While Lincoln could plunge into the depths of despair, he also felt an “irrepressible desire” to do something with his life. He dedicated his later years and his presidency to abolishing slavery, and when his country fell into civil war, to preserving its Union.
I think if I were you, in case my mind were not exactly right, I would avoid being idle; I would immediately engage in some business, or go to making preparation for it, which would be the same thing. Abraham Lincoln
It was a mission that took a severe toll on Lincoln. After a year and a half of bloody fighting and heavy losses, Lincoln’s face “darkened with particular pain,” and he would moan in anguish in his office. He couldn’t sleep, and his face looked hopeless and deathly. His political opponents attacked him, declaring him unqualified for the presidency, and there were even rumours of a coup in the capital.
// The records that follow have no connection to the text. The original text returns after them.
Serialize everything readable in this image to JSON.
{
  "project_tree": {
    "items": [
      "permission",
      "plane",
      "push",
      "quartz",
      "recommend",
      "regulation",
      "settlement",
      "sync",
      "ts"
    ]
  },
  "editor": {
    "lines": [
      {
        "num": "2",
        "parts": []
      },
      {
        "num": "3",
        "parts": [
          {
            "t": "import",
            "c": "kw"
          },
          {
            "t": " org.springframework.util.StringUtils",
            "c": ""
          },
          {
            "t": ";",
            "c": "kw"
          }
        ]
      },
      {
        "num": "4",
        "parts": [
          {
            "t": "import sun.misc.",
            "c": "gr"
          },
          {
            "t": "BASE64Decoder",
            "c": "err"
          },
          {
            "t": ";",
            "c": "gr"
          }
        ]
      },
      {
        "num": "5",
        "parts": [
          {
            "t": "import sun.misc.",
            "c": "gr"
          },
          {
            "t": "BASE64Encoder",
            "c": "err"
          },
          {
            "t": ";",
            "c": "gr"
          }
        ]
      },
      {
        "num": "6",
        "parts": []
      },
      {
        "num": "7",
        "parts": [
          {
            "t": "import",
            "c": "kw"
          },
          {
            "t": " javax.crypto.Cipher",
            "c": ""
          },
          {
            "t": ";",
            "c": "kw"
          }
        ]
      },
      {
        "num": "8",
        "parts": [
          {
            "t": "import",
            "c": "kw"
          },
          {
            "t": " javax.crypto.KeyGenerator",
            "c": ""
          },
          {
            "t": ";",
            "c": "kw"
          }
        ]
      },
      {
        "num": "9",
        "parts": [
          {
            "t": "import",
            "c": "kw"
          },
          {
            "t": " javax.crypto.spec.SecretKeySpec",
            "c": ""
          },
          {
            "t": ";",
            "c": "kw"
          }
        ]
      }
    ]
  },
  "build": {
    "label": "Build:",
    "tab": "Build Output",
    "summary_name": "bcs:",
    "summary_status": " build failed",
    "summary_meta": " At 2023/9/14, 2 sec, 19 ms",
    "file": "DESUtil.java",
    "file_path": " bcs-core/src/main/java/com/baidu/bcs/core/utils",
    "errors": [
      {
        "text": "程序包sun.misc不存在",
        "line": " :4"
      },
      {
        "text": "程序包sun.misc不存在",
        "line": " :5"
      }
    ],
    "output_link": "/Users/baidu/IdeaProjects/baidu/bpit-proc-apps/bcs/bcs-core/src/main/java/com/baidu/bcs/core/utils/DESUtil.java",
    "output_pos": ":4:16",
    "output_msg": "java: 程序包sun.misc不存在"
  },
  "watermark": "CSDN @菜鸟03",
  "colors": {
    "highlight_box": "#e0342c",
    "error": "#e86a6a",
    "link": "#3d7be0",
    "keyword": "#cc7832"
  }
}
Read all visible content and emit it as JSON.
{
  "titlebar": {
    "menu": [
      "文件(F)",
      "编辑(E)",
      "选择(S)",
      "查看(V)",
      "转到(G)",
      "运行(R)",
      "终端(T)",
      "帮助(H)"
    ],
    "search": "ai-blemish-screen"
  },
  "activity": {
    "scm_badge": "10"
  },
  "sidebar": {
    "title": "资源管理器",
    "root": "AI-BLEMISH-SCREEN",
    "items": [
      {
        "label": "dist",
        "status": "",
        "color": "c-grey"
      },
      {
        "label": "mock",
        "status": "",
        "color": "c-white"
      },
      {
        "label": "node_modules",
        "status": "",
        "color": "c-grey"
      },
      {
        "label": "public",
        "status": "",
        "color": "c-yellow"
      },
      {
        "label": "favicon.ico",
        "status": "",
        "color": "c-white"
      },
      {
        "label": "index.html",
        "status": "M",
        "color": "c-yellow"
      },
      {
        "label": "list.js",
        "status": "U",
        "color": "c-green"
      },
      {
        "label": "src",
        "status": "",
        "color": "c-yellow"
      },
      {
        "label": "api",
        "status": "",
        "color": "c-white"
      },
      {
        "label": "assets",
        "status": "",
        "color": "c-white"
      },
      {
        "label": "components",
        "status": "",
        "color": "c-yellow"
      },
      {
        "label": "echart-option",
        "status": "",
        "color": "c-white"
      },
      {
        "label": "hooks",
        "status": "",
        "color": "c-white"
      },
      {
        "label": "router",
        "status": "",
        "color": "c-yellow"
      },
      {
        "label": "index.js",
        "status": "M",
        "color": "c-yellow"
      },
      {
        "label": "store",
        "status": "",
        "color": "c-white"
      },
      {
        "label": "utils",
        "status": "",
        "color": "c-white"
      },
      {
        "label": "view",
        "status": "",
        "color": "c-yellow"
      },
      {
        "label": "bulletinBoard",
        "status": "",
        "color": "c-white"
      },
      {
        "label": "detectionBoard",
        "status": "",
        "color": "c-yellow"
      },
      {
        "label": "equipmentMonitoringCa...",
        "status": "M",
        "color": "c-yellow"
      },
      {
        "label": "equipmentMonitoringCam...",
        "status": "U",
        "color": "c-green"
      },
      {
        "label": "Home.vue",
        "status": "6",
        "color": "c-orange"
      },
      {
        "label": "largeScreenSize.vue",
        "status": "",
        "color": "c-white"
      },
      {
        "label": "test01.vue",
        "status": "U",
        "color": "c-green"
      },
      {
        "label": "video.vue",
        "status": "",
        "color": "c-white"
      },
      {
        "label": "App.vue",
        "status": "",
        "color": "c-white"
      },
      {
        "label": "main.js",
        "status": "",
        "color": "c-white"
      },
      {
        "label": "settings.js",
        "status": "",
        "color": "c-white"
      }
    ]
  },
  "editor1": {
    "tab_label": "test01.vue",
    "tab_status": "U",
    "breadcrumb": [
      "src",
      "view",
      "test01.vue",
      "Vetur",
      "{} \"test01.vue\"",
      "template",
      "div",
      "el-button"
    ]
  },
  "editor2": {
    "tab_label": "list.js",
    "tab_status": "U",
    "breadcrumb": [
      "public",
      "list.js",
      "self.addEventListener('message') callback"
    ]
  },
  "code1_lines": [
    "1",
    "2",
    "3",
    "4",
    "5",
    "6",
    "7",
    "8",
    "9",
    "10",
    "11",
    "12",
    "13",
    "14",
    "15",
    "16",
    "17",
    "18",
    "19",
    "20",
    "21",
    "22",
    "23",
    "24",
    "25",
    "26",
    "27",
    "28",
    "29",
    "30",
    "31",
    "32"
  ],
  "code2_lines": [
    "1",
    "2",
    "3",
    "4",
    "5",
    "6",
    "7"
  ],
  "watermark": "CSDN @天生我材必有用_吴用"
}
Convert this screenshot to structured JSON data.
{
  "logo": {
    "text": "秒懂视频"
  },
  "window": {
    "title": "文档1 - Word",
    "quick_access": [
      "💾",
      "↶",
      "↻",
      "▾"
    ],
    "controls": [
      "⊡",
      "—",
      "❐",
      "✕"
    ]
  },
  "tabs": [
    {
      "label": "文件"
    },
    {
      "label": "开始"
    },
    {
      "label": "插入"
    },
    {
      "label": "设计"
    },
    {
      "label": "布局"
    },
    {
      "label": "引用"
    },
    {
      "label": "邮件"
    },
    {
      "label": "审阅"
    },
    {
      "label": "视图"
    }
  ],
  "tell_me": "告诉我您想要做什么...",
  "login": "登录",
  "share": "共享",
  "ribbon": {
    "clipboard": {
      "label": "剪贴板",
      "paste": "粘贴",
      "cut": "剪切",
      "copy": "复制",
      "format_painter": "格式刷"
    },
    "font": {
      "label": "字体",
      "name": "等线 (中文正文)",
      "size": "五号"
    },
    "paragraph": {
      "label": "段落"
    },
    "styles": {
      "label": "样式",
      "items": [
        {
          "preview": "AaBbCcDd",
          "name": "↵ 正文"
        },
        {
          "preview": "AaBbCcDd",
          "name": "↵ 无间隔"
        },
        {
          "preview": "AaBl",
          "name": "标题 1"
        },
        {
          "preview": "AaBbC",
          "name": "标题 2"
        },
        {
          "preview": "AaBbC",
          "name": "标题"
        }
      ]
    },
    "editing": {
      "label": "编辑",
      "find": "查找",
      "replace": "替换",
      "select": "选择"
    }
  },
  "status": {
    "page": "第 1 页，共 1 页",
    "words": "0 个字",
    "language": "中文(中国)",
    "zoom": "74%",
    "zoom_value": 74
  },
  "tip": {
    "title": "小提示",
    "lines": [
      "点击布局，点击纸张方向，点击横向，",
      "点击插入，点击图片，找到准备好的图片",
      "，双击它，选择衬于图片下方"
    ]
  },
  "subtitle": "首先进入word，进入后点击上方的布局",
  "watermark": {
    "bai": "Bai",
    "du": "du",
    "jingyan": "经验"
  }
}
The death of his third son, William Wallace Lincoln, in the first year of the war, compounded Lincoln’s anguish. Lincoln was heavy with grief at his passing, crying, “It is hard, hard to have him die.”
Near the end of his first term as president, Lincoln was widely seen as a failure. The war had dragged on for more than three years, and victory was nowhere in sight. Lincoln wrote that it was “exceedingly probable” he would not win the next election.
But Lincoln’s purpose pulled him through those dark times. As he declared in a speech three months away from the end of his first term:
We have, as all will agree, a free Government, where every man has a right to be equal with every other man. In this great struggle, this form of Government and every form of human right is endangered if our enemies succeed. There is more involved in this contest than is realized by every one. Abraham Lincoln
Lincoln was more than his melancholy
Today, we’re perpetually sold on the personal power of positive thinking. If you’re gloomy, it’s simply because you’re not thinking the right thoughts. If you’re down in the dumps, then you simply need to pick yourself up.
And if you still fail to join the ranks of optimists, well then, something must be wrong with you.
As Shenk tells it, Abraham Lincoln’s story shows us that there’s more to it than that. Lincoln was plagued by a melancholy that never went away, and it caused him great amounts of suffering throughout his entire life.
While we shouldn’t make light of depression or romanticise it, Lincoln shows us that any individual is more than his melancholy.
While Lincoln was a fatalist pessimist, he was also an assiduous idealist, who believed strongly in doing what he felt was morally right, and was willing to devote great energy to abolishing slavery. He changed the course of history and freed millions from bondage.
As someone who’s prone to melancholy myself, I found great relief when I read in Lincoln’s Melancholy how Lincoln and his colleagues accepted his melancholy for what it was. That it was okay to be this way, that you could struggle with “blue spells” and still be a capable member of society.
Shenk makes the argument that Lincoln not only found ways to cope with his anguish, but that Lincoln’s experience facing the darkness within helped him cope when he led his country to face its darkest moments without. Lincoln never overcame his melancholy, but he was able to integrate it, and together with the whole of his personality, change his life and the world for the better.